··· MATERIAL FOR THE TASK
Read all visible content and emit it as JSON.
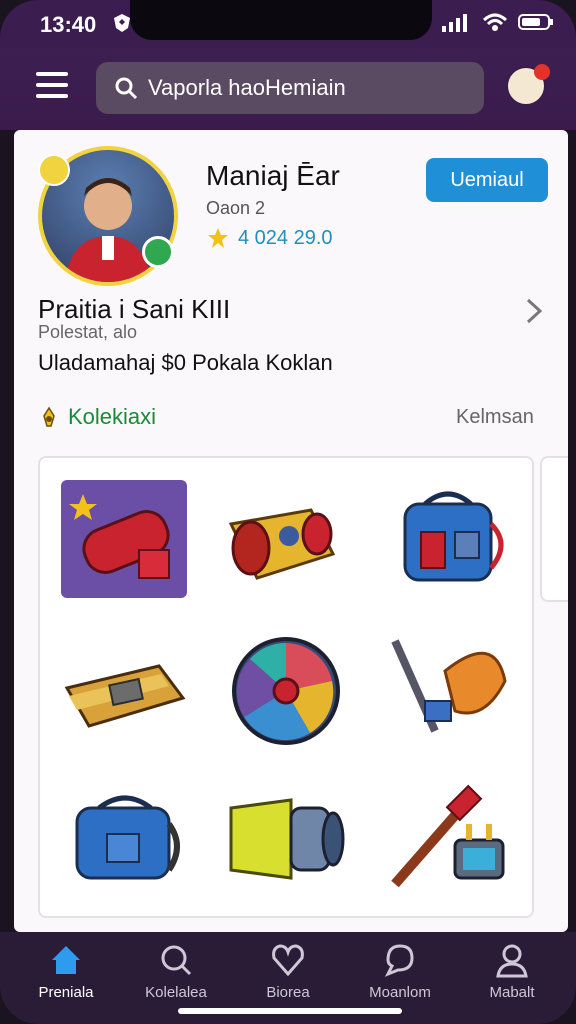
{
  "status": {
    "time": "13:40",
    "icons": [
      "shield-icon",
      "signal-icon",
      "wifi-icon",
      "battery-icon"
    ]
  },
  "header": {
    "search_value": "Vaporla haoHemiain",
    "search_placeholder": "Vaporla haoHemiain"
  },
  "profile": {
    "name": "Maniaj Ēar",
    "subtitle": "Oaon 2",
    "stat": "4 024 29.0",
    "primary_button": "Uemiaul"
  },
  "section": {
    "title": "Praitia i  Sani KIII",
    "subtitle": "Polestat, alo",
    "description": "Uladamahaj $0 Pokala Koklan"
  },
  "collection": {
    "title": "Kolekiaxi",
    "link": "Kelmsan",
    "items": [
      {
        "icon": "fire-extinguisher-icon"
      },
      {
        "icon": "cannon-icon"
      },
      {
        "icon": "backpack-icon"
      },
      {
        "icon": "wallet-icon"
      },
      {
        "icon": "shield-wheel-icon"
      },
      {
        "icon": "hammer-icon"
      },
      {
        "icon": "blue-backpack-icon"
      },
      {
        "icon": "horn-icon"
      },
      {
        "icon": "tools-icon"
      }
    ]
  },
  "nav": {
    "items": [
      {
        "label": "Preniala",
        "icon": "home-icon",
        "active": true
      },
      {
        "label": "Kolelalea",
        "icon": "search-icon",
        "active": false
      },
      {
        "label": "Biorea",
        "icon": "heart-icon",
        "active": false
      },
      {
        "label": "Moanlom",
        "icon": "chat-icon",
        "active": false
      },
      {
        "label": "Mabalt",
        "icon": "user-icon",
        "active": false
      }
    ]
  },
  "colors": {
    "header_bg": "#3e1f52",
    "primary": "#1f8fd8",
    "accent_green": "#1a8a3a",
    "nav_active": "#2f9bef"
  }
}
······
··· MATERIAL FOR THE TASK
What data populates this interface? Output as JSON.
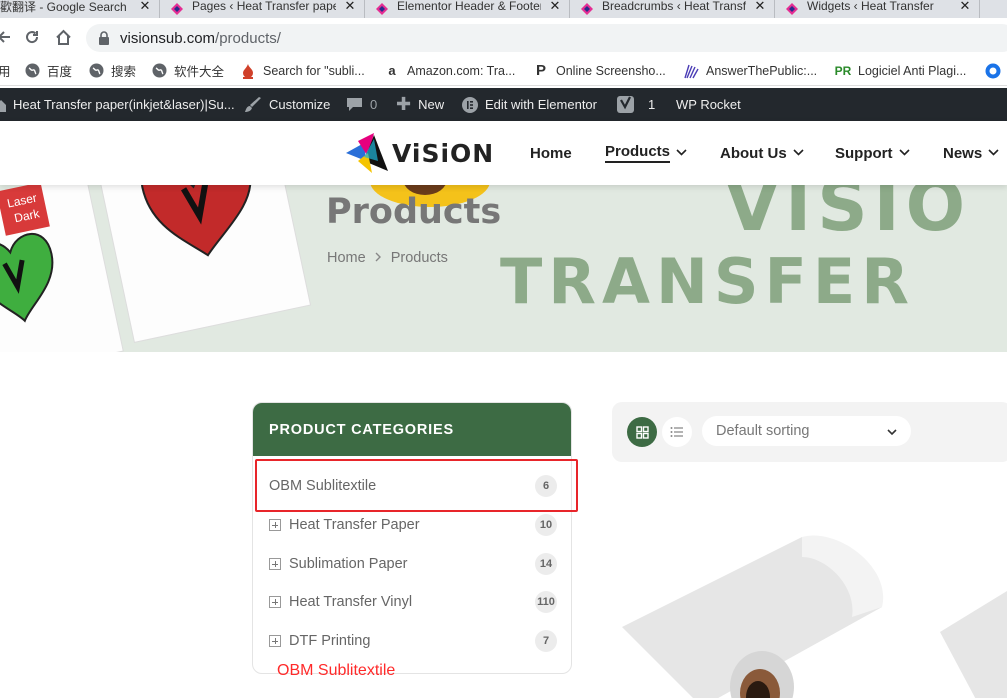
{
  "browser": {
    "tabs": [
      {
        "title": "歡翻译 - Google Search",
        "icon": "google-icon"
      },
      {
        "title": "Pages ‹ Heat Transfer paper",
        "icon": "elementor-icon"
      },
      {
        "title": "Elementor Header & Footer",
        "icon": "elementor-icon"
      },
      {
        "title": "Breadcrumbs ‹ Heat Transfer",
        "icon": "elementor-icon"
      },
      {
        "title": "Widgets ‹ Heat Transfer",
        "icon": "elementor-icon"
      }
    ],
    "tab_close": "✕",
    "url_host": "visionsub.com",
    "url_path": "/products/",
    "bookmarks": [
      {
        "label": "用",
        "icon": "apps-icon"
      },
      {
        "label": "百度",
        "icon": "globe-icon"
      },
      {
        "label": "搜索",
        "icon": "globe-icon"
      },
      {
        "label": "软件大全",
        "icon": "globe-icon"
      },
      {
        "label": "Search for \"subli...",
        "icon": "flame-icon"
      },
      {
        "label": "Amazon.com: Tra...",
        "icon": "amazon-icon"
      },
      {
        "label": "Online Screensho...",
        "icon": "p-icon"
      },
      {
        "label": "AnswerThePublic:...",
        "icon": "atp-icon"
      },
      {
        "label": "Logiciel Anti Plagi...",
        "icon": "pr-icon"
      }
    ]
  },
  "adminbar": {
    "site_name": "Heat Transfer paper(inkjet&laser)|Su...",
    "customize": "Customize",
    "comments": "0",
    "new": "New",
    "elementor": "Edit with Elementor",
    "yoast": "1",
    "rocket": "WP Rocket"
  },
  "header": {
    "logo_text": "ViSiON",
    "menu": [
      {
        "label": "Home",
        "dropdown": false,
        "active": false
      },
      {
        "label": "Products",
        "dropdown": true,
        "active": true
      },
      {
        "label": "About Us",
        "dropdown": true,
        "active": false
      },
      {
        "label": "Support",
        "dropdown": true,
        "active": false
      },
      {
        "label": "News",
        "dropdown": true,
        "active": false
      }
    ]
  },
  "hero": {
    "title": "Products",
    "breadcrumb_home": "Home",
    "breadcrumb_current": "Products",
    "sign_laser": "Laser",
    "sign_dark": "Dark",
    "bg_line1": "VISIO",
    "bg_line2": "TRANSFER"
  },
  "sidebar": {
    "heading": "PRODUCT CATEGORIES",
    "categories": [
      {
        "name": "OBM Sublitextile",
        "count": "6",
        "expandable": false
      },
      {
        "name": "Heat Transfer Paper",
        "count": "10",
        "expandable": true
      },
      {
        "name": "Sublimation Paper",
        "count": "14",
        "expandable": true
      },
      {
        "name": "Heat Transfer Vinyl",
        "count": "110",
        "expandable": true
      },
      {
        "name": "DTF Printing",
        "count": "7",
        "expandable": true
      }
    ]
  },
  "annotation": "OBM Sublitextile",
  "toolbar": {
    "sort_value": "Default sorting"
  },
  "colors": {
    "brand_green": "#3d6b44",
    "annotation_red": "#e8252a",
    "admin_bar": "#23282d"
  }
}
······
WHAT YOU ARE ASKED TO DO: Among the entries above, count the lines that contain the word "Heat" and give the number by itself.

WRITTEN REPLY: 6